    Lysosomal storage disorders: the autophagic management issues Lysosomes are intracellular organelles with an acidic pH and play an integral role in the clearance of cellular materials and numerous other cellular processes, such as those involved in maintaining cholesterol homeostasis, degradation of cellular constituents, fighting against invading microorganisms, and plasma membrane repair. A defect in their functioning may result in lysosomal storage disorders (LSDs) manifested by the inability of the lysosomes to remove undigested molecules. Therefore, a major restraint in the cellular functions is observed in LSDs. Lysosomes have also been found to play a prominent role in an autophagic process characterized by their fusion with autophagosome followed by the digestion of its contents. Considering the profound effect that lysosomes have on autophagy, LSDs are expected to have a major impact on autophagy and vice-versa [66,67]. Various LSD models have revealed the association of defective lysosomal functioning to impaired autophagy, which includes an increase in the number of autophagosomes, reduced organelle turnover, and defective clearance of autophagic substrates. The impairment of autophagosome-lysosome fusion in LSD is attributed to the defect in the vesicular trafficking. Moreover, it is observed that the lipid composition changes during LSDs. For instance, cholesterol and sphingolipids primarily accumulate in LSDs, resulting in the formation of lipid rafts, which, in turn, affect the dynamics of the lysosomal membranes leading to the impaired fusion with the autophagosomes [66]. It has been investigated that autophagy block leads to an accumulation of toxic proteins and dysfunctional mitochondria, the consequent result of which is apoptosis. Moreover, the cells manifesting defective autophagy are prone to mitochondria-mediated apoptosis. This subject has grasped significant attention such that administration of bafilomycin A1, an attenuator of lysosomal acidification, causes blockage of autophagosome-lysosome fusion, for example, in LSDs, deciphering the role of lysosomal dysfunction as a feedback system to inhibit the fusion between autophagosome and lysosome [68]. Danon disease occurs due to the deficiency of lysosomal-associated membrane protein 2 (LAMP2). LAMP 2 has three isoforms, namely LAMP2a, LAMP2b, and LAMP2c, among which LAMP2a serves the dominating role of a receptor in chaperone-mediated autophagy.

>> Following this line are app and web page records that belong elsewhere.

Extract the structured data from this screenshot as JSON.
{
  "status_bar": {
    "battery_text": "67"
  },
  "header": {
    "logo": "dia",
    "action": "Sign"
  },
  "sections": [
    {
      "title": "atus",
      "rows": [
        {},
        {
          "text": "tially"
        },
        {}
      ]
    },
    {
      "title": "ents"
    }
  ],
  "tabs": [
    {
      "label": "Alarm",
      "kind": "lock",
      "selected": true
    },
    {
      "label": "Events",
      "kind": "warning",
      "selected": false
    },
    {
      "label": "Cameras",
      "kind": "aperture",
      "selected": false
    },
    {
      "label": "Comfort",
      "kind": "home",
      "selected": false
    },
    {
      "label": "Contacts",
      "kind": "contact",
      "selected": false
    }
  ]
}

LAMP, in general, has been found to be involved in the formation of mature vacuoles from early autophagic vacuoles, suggesting the involvement of LAMP in the fusion of autophagic vacuoles with endosomes and lysosomes. Therefore, deficiency of LAMP2a disturbs the autophagic process [67]. It has been experimentally proved that LAMP1 and LAMP2 double-deficient cells delay the recruitment of RAB7, a regulator of endo-lysosomal trafficking, to the late endocytes, thereby disrupting the autophagic process [69]. Another interesting experiment demonstrated the impact of Danon disease on selective autophagy where Danon human-induced pluripotent stem cell-derived cardiomyocytes (hiPSC-CMs) demonstrated an accumulation of defective mitochondria, impaired mitochondrial flux, and an impaired mitochondrial respiratory capacity. Restoring the LAMP2a recovered all the defective mitochondrial outcomes strongly ascertaining about the association of Danon disease with impaired mitophagy [70].